Some of the most memorable couples in books all have something in common – a hefty dose of passion along with a good amount of trials. And I think that combination is what makes the difference between a good read and a really great one. Think about it. If a couple has an easy time of it – either in coming together or staying together – then what’s the hook in the story?
And every couple, like every story, has to have its conflict. I’m not talking arguments (though those can add to the fireworks, too), but outside and internal influences that pull at the guy and the girl. What’s really difficult for a writer is finding new ways to play up old themes to grab a reader’s attention. If you throw divorce at me, I’ll immediately think of Gone Girl by Gillian Flynn. Give me misunderstood intentions and I’ll talk up Bet Me by Jennifer Crusie. Ask me about star-crossed, “can’t be any more in denial than they already are” lovers and I’ll bring up JR Ward’s Qhuinn and Blay.

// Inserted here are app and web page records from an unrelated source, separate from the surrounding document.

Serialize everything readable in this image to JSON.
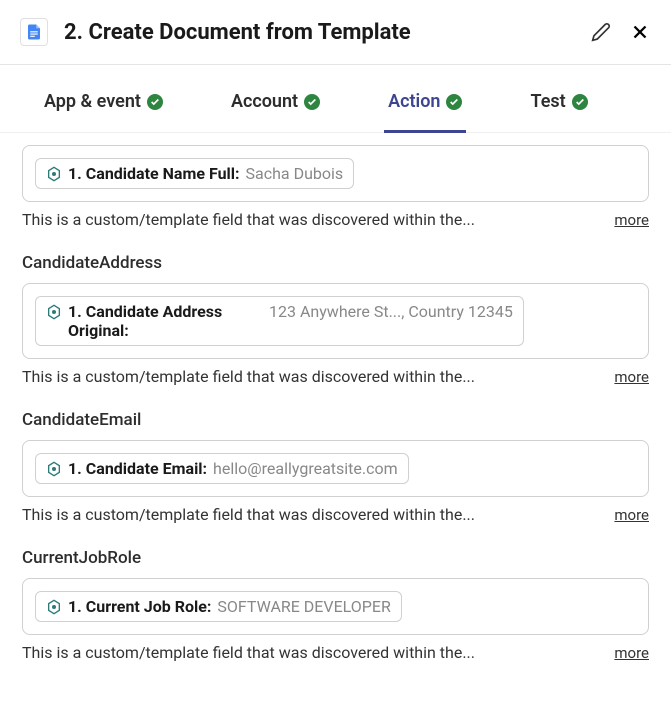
{
  "header": {
    "title": "2. Create Document from Template"
  },
  "tabs": [
    {
      "label": "App & event",
      "active": false
    },
    {
      "label": "Account",
      "active": false
    },
    {
      "label": "Action",
      "active": true
    },
    {
      "label": "Test",
      "active": false
    }
  ],
  "fields": [
    {
      "label": null,
      "pill_label": "1. Candidate Name Full:",
      "pill_value": "Sacha Dubois",
      "description": "This is a custom/template field that was discovered within the...",
      "more": "more"
    },
    {
      "label": "CandidateAddress",
      "pill_label": "1. Candidate Address Original:",
      "pill_value": "123 Anywhere St..., Country 12345",
      "description": "This is a custom/template field that was discovered within the...",
      "more": "more",
      "multiline": true
    },
    {
      "label": "CandidateEmail",
      "pill_label": "1. Candidate Email:",
      "pill_value": "hello@reallygreatsite.com",
      "description": "This is a custom/template field that was discovered within the...",
      "more": "more"
    },
    {
      "label": "CurrentJobRole",
      "pill_label": "1. Current Job Role:",
      "pill_value": "SOFTWARE DEVELOPER",
      "description": "This is a custom/template field that was discovered within the...",
      "more": "more"
    }
  ]
}
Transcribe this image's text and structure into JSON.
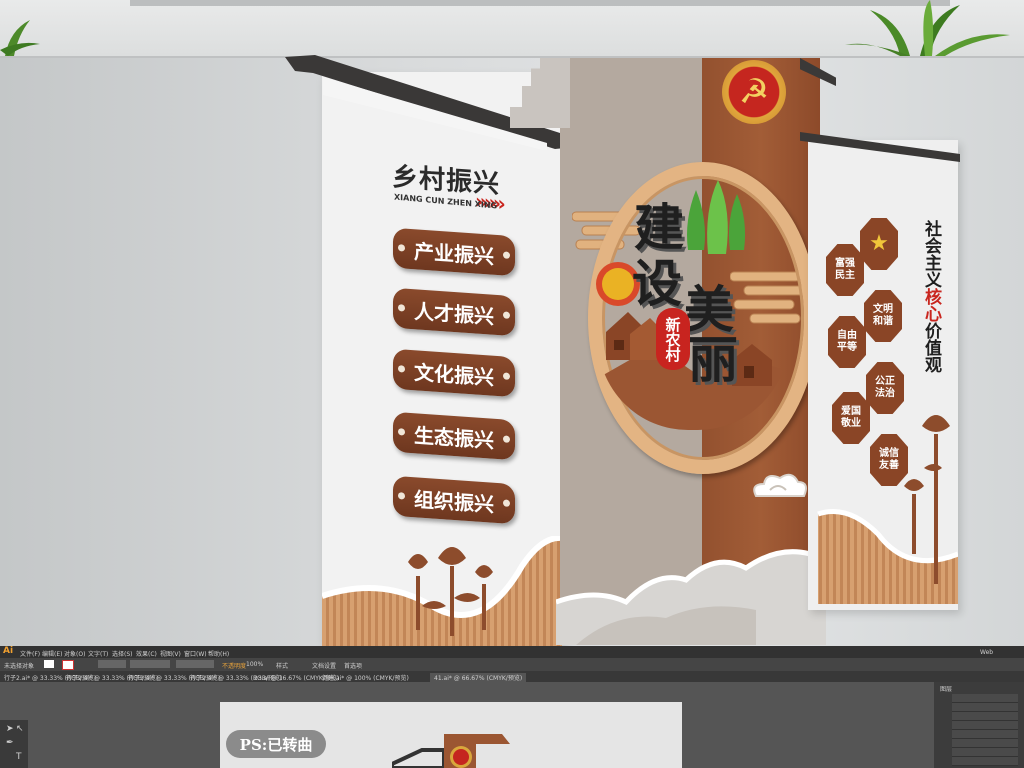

These stories, and the stories about characters I truly come to care about, are messy. They may have a happy ending (or not). They will have a certain degree of angst. The stars will not always align, and if they do it will only happen after some, or a lot of, challenge. Some of it may be in good fun. Some of it will be bittersweet. And some of it will make you downright squirm in your chair.
Oh, I know all about the HEAs. But I prefer a read that takes what we experience and feel in life and throws twists into it. Something that feels real but that ramps up tension. That makes it into something more.
Yeah. That’s what gets me all jazzed about a book that I’d ultimately label as a great read.
In honor of couples and challenge, I’m going to share a short scene from my latest paranormal romantic suspense, Covet, right after protagonist David finds a photo of the love of his life kissing another man. A tease that shows how just when a character thinks his (or her) life is pretty good, things are about to change. Forever.
A rustling magazine woke me up.
I felt like I’d run a full marathon and blamed jet lag and too many nights with too little sleep in Turkey for my exhaustion—though Lottie had done a solid job of finishing me off last night. If I could have spent another day doing nothing but sleeping I’d have done it, but the magazine rustled again and curiosity got the better of me. I rolled over, grunting through sore muscles and a foggy brain, and found Lottie propped up against a pillow, reading. Her hair hung loose, making her look like a raven-haired Rapunzel. Her black eyes were narrowed and focused, and her mouth moved every now and then when she read. I remembered the things that mouth did last night, felt all my blood rush south, then remembered the image of that mouth planted on another man.
“Something on your mind?” Lottie asked.
My gaze slid up, met hers, and held.
“You let out a really loud sigh,” she said in answer to my unasked question. After placing the magazine on the nightstand, she focused on me. “Sleep well?”
She ran fingers through my hair and studied me like she was looking for something deeper. Then she frowned and sank into her pillow so we were at eye level. “What’s wrong, David? Your mom was right last night. Something’s on your mind. I can tell.”
I didn’t want to spoil the morning after even though I’d already done enough damage. If I had my head on straight, I’d have hit Lottie up about the photo last night and not tumbled into bed with her. But I had my priorities at the time.
Lottie rolled on top and straddled me, misinterpreting my meaning. “I like later,” she said, pressing her warm lips against mine. A warm, woodsy scent that was distinctively hers and that always made me weak in the knees fired up my blood. “What do you want to do for our first day of vacation? Throw on some sweatshirts and go for a walk on the beach?” Her mouth worked over my chest. “Head up to that bed and breakfast we found in Massachusetts?” Her tongue made its way past my stomach and kept going. “Stay right where we are and see where this bed takes us?” She pushed the sheet from my thighs and moved in on her goal.
I grabbed her by the arm and stopped her.
Her head came up. “What’s wrong?”
The damned photo.
This is what happens when you let yourself slide into denial. You always pay the price for it later.
Terri Herman–Poncé is the author of Covet and In This Life, and looks for any opportunity to make stuff up. She thinks anything that can’t so easily be explained is worth an extra look and often makes a great story. In love with red wine, sunrises, Ancient Egypt, and the New York Yankees, Terri is the youngest of five children and lives with her husband and son on Long Island. In her next life, if she hasn’t moved on to somewhere else, she wants to be an astronomer. Terri’s fascinated with the night skies almost as much as she’s fascinated with Ancient Egypt.
Terri is a member of Sisters in Crime, Mystery Writers of America, and Romance Writers of America. You can read about Terri and her stories at http://terriponce.com/ and can find her on Twitter and Facebook.
GIVEAWAY: Terri is graciously giving away 2 e-copies of COVET to winners here! Simply comment to enter. Giveaway is open until 4-19-13 at 11:59pm EST and winners will be announced shortly after. Good luck!